## What the exercise asks:
Please print exactly the lines from the one containing "Extract the structured" through the last line of the records, and only those. Leave out any pictures.

┏━━

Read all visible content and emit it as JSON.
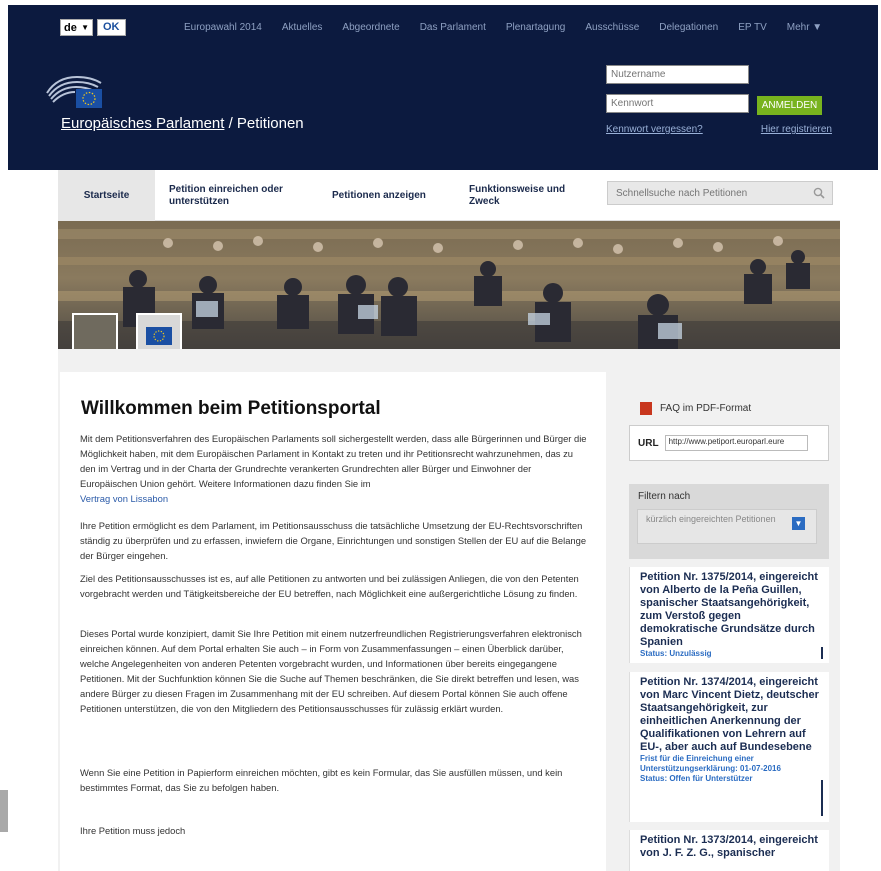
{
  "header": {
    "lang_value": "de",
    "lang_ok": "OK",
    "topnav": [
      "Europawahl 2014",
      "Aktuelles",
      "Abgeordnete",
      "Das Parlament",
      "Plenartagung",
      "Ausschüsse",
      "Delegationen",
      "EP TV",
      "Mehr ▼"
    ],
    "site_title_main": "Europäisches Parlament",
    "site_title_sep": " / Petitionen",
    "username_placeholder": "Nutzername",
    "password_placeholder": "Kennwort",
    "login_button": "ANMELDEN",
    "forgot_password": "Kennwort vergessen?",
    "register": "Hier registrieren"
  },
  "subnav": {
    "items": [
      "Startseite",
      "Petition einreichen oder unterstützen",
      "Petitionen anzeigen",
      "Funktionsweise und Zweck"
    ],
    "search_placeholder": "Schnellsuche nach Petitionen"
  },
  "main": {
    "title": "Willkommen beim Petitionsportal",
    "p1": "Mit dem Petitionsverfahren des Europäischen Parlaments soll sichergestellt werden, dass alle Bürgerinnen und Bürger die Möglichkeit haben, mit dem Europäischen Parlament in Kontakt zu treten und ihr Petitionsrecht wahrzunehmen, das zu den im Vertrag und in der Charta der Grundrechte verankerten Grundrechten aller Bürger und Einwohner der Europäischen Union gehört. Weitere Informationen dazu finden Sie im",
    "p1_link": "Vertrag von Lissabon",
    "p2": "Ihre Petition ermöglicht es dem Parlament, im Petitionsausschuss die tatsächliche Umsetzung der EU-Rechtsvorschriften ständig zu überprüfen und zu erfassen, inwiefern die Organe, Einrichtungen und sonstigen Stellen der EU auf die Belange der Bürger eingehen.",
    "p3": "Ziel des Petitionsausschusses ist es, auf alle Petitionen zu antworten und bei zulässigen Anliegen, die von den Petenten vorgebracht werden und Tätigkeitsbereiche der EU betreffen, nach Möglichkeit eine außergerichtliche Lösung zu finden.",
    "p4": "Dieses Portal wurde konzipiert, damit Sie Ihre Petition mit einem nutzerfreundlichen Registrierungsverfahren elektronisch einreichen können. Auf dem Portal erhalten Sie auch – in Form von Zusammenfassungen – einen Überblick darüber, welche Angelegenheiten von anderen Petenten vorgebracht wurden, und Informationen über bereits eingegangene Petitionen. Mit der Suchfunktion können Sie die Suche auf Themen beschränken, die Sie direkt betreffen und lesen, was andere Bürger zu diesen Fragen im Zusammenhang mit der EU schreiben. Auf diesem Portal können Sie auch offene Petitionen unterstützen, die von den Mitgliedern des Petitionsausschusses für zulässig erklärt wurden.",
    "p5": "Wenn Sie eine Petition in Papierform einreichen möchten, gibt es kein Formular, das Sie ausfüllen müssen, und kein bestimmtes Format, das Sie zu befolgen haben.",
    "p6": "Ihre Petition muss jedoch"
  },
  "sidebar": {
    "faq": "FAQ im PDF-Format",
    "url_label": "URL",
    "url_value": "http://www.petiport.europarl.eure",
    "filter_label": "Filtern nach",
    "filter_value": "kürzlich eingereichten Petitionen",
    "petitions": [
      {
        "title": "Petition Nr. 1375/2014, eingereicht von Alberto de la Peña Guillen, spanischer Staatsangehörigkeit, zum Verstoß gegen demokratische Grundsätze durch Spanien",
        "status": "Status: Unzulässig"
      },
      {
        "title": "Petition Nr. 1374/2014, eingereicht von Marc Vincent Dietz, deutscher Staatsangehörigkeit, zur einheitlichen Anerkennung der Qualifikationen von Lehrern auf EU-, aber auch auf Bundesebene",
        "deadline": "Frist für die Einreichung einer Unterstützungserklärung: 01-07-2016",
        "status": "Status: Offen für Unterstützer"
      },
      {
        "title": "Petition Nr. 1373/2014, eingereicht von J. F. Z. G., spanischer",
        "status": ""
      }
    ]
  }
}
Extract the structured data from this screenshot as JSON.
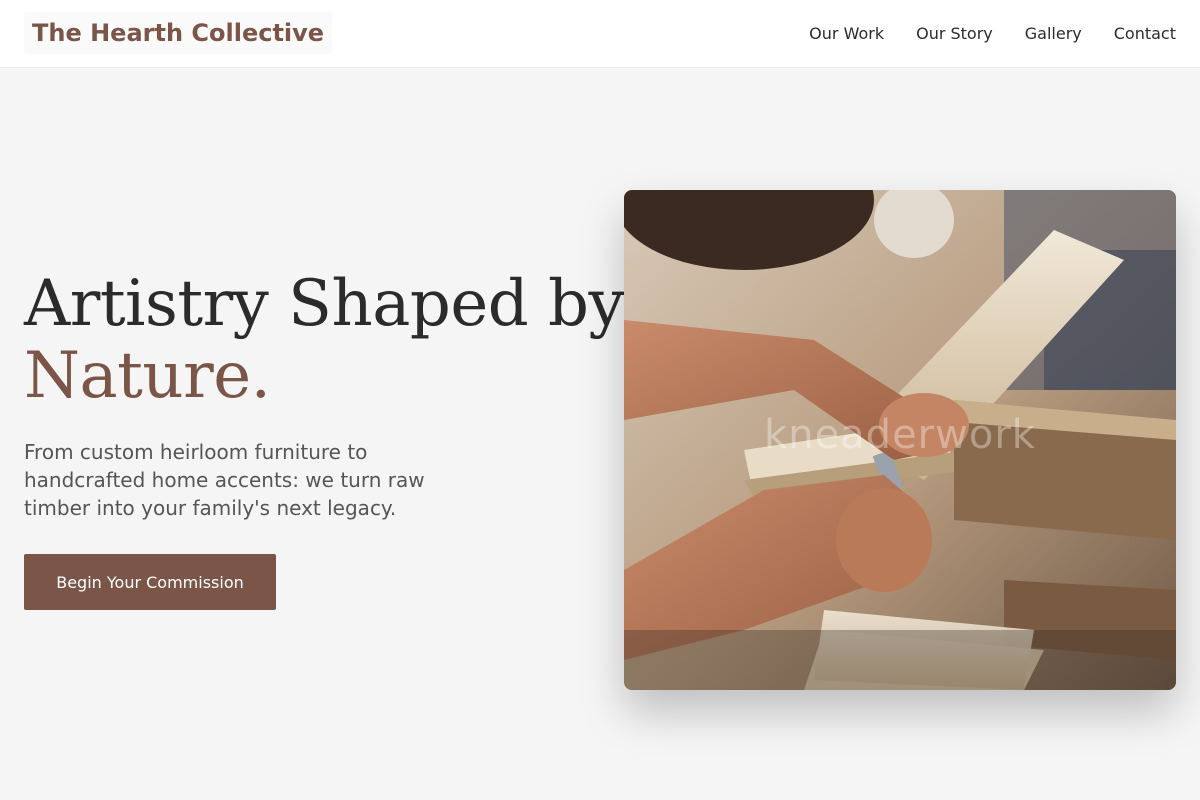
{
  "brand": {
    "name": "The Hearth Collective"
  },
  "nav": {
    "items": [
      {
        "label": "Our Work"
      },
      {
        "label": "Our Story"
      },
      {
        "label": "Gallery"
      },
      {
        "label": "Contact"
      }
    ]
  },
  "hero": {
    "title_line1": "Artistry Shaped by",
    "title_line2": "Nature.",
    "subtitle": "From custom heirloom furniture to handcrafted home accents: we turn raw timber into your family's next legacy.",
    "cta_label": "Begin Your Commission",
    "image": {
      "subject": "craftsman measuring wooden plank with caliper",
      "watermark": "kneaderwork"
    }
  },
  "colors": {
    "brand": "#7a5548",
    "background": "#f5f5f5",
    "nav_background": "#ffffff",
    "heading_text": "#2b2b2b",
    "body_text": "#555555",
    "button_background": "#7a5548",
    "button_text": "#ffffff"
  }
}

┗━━

## Exercise solution:
Extract the structured data from this screenshot as JSON.
{
  "brand": {
    "name": "The Hearth Collective"
  },
  "nav": {
    "items": [
      {
        "label": "Our Work"
      },
      {
        "label": "Our Story"
      },
      {
        "label": "Gallery"
      },
      {
        "label": "Contact"
      }
    ]
  },
  "hero": {
    "title_line1": "Artistry Shaped by",
    "title_line2": "Nature.",
    "subtitle": "From custom heirloom furniture to handcrafted home accents: we turn raw timber into your family's next legacy.",
    "cta_label": "Begin Your Commission",
    "image": {
      "subject": "craftsman measuring wooden plank with caliper",
      "watermark": "kneaderwork"
    }
  },
  "colors": {
    "brand": "#7a5548",
    "background": "#f5f5f5",
    "nav_background": "#ffffff",
    "heading_text": "#2b2b2b",
    "body_text": "#555555",
    "button_background": "#7a5548",
    "button_text": "#ffffff"
  }
}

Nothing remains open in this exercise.